##### Exercise materials #####

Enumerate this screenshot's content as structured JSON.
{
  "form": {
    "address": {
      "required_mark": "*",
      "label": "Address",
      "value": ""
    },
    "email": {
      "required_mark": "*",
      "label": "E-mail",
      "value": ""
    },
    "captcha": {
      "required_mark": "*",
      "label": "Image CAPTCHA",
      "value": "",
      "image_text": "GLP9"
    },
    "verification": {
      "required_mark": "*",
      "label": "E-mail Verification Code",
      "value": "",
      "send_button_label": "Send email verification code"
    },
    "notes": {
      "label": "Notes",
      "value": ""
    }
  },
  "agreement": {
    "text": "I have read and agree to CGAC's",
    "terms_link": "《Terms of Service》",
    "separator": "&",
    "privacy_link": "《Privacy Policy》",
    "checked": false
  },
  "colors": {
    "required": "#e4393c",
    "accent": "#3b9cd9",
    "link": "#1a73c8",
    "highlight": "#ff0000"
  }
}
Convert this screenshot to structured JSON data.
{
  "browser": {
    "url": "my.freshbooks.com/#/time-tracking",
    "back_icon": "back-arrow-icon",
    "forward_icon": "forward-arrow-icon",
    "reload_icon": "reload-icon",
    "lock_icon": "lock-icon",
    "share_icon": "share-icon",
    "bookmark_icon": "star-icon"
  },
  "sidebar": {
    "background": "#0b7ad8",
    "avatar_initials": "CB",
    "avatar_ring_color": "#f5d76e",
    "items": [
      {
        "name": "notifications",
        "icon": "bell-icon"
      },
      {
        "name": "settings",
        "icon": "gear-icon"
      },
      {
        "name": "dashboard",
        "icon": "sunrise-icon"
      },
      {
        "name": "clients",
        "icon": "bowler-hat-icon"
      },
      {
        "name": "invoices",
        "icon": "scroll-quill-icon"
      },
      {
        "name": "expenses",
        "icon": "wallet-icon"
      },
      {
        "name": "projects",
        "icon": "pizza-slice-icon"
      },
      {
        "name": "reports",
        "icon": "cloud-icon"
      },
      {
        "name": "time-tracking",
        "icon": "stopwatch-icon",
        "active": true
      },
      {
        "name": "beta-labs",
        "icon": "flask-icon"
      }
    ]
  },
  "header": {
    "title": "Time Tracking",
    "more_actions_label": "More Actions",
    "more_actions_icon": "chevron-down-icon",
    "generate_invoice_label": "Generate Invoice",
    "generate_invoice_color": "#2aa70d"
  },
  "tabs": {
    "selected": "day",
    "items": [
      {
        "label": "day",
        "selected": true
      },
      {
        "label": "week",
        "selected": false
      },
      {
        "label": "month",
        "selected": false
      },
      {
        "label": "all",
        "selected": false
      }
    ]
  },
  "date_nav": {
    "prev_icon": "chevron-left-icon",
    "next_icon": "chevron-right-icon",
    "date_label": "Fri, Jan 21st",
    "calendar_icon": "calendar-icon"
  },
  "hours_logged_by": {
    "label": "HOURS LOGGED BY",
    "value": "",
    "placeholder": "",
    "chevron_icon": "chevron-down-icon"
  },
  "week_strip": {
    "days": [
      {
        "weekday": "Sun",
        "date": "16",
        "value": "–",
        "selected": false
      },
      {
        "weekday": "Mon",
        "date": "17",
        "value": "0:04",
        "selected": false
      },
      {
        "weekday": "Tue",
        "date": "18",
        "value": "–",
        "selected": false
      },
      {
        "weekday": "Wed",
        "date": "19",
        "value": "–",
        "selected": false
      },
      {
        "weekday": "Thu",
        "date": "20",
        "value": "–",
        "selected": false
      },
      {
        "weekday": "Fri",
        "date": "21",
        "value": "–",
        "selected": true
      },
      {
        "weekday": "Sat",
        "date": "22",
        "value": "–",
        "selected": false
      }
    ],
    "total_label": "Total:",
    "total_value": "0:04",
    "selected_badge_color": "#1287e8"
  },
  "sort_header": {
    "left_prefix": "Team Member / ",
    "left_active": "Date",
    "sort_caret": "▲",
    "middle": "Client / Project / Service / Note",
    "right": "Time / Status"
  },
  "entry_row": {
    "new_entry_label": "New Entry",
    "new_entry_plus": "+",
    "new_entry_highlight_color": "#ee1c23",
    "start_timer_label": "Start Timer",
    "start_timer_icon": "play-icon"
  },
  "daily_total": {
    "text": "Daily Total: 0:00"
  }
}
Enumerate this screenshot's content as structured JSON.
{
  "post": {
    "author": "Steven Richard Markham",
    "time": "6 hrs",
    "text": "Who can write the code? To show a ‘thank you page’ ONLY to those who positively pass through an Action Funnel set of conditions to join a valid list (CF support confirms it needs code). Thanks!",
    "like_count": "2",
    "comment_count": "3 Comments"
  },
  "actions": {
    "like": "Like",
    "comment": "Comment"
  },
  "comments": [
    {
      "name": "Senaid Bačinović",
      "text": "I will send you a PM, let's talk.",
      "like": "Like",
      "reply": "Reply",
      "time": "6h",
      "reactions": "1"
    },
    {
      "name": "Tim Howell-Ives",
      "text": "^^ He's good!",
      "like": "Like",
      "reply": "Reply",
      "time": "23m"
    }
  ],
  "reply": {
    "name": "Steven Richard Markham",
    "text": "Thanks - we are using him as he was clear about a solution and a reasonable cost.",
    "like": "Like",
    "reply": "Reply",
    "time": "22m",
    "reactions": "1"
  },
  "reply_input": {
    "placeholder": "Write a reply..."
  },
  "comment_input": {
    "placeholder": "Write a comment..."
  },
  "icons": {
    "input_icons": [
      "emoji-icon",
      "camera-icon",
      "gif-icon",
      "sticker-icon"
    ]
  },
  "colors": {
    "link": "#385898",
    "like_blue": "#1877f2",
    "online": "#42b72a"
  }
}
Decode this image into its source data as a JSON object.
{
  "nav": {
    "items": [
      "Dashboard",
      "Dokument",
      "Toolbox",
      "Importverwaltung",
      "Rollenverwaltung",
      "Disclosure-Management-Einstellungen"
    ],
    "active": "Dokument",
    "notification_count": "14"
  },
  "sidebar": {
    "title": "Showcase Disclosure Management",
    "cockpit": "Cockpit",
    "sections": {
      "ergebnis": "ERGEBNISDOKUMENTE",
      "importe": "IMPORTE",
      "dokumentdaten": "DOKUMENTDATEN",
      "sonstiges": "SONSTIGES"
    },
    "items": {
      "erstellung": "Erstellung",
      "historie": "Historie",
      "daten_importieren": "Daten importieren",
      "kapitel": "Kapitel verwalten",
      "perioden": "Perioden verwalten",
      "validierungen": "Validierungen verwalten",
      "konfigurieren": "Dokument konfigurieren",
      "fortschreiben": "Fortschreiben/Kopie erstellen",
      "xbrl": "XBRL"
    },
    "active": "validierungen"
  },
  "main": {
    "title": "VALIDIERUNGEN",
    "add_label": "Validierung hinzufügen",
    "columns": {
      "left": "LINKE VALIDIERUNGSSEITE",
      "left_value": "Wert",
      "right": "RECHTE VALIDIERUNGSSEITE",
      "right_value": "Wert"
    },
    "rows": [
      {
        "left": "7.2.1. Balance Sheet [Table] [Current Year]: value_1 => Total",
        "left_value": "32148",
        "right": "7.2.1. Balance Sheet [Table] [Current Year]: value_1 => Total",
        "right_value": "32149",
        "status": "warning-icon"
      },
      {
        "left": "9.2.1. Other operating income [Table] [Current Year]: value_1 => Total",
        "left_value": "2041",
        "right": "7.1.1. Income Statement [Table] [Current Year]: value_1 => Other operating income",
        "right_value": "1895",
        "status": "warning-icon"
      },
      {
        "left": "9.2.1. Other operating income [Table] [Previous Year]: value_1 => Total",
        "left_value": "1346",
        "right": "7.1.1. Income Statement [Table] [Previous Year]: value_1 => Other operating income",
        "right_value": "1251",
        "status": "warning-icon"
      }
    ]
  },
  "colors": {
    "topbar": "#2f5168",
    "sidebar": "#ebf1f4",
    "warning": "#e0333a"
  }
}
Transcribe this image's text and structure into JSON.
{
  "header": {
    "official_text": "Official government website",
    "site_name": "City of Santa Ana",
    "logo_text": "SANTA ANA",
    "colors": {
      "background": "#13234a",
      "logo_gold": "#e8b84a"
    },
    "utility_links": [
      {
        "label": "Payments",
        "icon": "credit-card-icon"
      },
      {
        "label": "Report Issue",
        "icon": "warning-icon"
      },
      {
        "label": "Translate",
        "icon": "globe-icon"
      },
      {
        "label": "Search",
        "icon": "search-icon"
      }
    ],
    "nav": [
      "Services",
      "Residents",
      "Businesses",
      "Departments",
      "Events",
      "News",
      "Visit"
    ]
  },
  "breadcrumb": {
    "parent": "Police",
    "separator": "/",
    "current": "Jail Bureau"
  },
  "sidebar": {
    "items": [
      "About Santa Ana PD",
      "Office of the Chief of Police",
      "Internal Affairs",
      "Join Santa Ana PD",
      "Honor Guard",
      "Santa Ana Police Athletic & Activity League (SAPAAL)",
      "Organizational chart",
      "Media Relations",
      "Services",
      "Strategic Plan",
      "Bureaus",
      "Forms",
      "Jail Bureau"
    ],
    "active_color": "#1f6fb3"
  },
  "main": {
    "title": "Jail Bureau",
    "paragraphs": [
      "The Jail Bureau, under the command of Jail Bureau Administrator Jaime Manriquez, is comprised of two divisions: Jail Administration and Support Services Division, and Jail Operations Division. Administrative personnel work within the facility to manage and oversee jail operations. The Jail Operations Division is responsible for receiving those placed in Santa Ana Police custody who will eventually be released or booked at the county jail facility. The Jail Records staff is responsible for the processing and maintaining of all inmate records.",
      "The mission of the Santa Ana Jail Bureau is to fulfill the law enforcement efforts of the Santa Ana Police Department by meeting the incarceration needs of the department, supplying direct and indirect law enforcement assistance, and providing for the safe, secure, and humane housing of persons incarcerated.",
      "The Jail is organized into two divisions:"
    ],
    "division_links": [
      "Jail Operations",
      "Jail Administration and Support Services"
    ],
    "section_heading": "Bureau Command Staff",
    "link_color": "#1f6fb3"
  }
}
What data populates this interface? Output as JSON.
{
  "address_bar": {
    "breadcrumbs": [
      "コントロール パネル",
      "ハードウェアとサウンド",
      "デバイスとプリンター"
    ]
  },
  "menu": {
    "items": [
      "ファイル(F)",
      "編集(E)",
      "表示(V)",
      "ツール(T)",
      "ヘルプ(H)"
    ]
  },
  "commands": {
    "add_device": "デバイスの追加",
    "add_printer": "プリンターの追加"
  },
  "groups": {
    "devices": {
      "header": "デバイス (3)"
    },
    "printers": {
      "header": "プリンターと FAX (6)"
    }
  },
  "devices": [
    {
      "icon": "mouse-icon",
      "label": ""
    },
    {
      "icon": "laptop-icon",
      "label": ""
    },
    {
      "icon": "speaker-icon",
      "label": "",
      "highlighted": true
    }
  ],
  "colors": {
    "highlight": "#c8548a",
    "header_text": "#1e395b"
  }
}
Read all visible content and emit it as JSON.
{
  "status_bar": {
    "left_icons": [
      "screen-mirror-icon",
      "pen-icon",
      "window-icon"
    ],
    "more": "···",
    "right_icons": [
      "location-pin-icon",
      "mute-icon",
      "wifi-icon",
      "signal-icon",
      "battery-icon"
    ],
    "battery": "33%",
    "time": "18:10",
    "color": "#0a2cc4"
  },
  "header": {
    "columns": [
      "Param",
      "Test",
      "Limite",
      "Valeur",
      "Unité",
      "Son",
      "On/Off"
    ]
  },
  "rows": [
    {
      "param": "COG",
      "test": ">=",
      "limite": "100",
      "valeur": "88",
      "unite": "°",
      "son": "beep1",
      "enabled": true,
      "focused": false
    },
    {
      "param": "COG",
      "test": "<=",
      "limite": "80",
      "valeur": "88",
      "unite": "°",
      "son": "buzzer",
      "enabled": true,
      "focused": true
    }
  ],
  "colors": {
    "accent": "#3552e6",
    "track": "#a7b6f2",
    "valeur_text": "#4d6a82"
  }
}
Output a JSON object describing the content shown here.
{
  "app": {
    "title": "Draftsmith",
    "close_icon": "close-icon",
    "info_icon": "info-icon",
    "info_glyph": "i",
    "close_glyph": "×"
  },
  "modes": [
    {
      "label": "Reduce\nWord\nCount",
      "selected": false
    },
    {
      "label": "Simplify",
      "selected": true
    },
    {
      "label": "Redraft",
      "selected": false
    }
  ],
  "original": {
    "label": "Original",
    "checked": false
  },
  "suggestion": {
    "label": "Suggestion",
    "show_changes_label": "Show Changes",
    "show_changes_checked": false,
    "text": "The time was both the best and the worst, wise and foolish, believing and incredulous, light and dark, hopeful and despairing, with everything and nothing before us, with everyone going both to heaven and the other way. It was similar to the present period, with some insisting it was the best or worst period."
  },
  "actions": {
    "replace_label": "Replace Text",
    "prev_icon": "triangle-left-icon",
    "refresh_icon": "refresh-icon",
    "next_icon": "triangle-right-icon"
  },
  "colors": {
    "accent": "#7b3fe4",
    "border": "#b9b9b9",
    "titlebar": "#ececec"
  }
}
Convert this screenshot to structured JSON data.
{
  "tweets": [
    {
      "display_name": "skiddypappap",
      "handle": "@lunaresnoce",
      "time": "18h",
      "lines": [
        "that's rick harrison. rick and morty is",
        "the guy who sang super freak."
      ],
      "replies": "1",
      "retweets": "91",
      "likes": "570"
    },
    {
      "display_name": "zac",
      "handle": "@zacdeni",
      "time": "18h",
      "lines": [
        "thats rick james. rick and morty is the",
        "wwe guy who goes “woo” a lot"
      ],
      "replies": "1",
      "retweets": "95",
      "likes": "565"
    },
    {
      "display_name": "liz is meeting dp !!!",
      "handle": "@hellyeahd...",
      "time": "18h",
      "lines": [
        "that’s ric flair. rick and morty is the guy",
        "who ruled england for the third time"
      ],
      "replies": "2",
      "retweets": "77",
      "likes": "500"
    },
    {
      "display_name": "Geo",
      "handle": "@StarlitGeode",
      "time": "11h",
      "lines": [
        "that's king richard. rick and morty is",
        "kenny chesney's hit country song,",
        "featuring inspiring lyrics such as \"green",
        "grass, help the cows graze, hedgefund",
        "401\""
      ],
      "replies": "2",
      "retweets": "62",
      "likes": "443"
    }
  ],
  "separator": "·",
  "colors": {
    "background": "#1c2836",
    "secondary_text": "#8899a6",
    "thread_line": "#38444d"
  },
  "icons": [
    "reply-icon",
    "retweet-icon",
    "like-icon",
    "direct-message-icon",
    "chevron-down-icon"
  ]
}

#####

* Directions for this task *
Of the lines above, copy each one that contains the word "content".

* Exercise result *
Enumerate this screenshot's content as structured JSON.
Enumerate this screenshot's content as structured JSON.
Read all visible content and emit it as JSON.
Output a JSON object describing the content shown here.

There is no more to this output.